How does that work some of you are asking.  People working in lower paying, precarious forms of employment, or people who dont yet have permanent resident status, etc are afraid that the retributive hand of the government will come down on them next.  And there are plenty of examples.  Immigration programmes are designed to ensure workers are kept in the most precarious of working conditions with the ever present threat of separation from families, incarceration and deportation.

The USA and Canada less so (so far) have found ways to make prisoners themselves a commodity to be used for the express benefit of corporate America.  Prisoners are contracted out to the lowest bidder on construction or materials production contracts.  And prisoners are paid no more than 5.00 a day and often nothing at all.  They are forced to participate in some of the most dangerous forms of work, iwthout proper safety training or even adequate safety equipment (similar trials faced by immigrant, and trafficked women and children) Think the BP oil spill.  Prisoners who refused to work lost good time, yard time, reduced shower, phone, and visitation "privileges".
Trading in the bodies of those deemed as less than "worthy" is but one form of prison comodification which has come to be known as the prison industrial complex

I have a personal quip however with the usage of the word "Felon" in the title.  Or the words "offender" and "ex offender" throughout the content.  I'm not sure what the thought process has been around this - perhaps a reclaiming of the language the criminal legal system uses?  In any case I'm completely against using the language of the oppressor.  Its something we've been tuaght to do and without question.  As though this type of language is based within the fact of the situation and it simply has nothing to do with fact based language, and everything to do with "othering" those outside the status quo.

Forgive me if I'm coming across in a judgmental fashion.  My intention is simply to speak my mind and get others thinking about this issue - how and why we use language.  When I first started doing writing around criminal legal issues, I found that i was continuously coming across language that made me cringe, but did'nt have alternatives in my immediate repertoire.  

So I decided to ask my self, "what is the truth of the topic/situation I'm talking about?"

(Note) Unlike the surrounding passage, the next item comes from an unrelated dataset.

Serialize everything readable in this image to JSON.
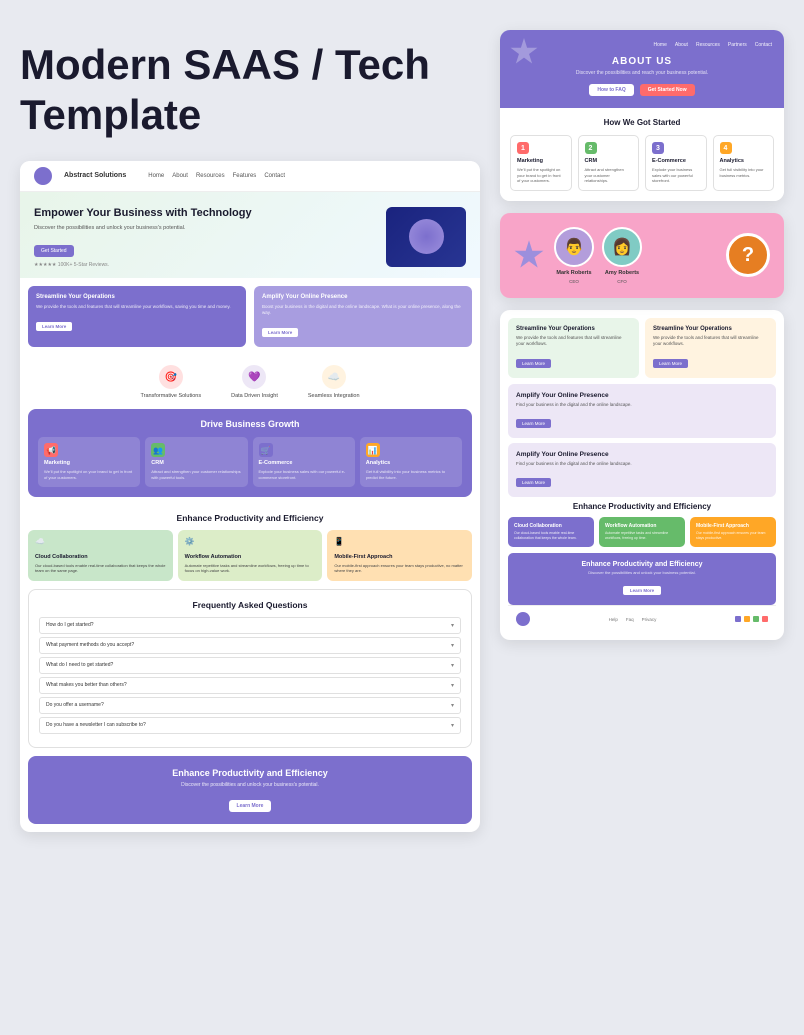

For instance 'criminal justice system"  Never does this system render justice for anyone.  I saw some people using "injustice" system.  This was the truth but didn't fit for professional writing.  So what is really happening here, what is the truth of this situation?  Its not a criminal justice system - It is a criminal legal system.
The criminal, offender, felon (this last is a word we dont really use in Canadian context anyways)..What do these words mean?  If we consider the fact that crime is a social constuct, then it seems inappropriate and even detrimental to refer to a person this way.  Who are we to decide if something is "criminal"?  And "offender" is intended to dehumanise, to render other, less than, different from "us".

So this brings us back to my original critical questions on language in the criminal legal complex.
"what is the truth of the topic/situation I'm talking about?"

What is really happening here?  What do we mean when stating that someone is a criminal, has committed a crime?  How can I phrase this situation honestly in my writing without needing to use a paragraph or more to explain/be honest?  I chose to use "lawbreaker", "person who has broken the law, person who the law has come into conflict with.

Inmate is another no-no.  People who are forcibly confined against their wills in jails and prisons are prisoners.  But that is not all they are.  None of us can be defined so narrowly.  So what about "person in prison".  Try to think from an anti-oppression, anti-racist theoretical framework.  Person living with a disability.  Person of colour.  Woman who stays at home/works at home. etc.

Now I've gotten completely of topic.  I think 

How felons can get jobs 

is a blog well worth looking at, even from Canada.  Many of the issues to overcome in seeking work with a criminal record are similar here in Canada as in the USA.  And where issues differ, perhaps this is an opeing for someone to take on a project such as this from the canadian perspective!